*** DATA Section Begins ***

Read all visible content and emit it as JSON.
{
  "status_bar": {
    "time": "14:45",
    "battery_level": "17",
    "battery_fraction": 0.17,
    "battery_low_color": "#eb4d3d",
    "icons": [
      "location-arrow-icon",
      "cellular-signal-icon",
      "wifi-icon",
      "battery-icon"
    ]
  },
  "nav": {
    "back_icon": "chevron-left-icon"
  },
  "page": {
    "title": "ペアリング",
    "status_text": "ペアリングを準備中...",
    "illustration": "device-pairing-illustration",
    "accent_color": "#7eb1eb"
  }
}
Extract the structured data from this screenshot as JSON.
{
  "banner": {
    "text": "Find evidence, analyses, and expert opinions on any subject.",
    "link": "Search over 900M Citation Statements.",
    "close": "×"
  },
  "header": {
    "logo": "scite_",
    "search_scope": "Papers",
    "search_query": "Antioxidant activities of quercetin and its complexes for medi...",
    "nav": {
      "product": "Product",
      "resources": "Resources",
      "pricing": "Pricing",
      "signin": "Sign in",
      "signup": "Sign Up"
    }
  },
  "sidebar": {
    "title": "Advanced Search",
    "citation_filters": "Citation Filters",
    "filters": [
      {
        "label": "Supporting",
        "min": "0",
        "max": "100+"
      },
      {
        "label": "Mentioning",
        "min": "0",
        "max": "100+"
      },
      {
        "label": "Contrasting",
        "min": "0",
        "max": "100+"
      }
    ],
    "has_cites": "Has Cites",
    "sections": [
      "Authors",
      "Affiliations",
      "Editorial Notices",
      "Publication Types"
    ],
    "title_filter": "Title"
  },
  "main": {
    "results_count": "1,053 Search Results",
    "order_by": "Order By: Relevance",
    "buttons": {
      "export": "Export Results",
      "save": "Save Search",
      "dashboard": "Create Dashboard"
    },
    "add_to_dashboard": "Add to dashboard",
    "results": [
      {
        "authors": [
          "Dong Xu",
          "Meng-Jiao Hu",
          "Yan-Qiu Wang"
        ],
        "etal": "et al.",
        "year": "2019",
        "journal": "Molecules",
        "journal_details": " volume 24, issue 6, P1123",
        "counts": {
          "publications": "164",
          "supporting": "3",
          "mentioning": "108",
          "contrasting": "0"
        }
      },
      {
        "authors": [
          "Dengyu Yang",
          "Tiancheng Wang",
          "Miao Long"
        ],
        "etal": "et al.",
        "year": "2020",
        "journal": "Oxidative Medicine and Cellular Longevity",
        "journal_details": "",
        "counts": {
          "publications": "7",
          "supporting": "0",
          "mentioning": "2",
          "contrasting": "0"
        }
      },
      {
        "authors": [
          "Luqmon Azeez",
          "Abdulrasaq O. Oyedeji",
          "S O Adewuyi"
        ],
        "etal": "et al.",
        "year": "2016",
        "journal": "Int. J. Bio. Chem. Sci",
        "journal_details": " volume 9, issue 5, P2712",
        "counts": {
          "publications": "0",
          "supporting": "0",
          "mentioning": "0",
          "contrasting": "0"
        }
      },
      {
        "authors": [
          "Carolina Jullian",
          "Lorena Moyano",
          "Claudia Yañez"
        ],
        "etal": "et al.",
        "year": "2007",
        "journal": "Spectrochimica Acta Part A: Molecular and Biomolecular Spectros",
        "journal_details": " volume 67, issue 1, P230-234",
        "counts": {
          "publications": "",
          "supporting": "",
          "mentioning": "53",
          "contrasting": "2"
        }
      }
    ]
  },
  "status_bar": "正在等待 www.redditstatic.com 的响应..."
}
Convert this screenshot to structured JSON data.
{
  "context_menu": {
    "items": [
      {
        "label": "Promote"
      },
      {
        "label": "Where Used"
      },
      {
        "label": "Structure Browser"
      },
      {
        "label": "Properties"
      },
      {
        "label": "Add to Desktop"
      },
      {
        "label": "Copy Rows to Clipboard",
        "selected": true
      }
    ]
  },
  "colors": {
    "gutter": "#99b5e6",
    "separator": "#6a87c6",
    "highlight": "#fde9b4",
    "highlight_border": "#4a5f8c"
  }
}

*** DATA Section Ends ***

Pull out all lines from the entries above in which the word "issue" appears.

SOLUTION FOR THIS PROBLEM>
        "journal_details": " volume 24, issue 6, P1123",
        "journal_details": " volume 9, issue 5, P2712",
        "journal_details": " volume 67, issue 1, P230-234",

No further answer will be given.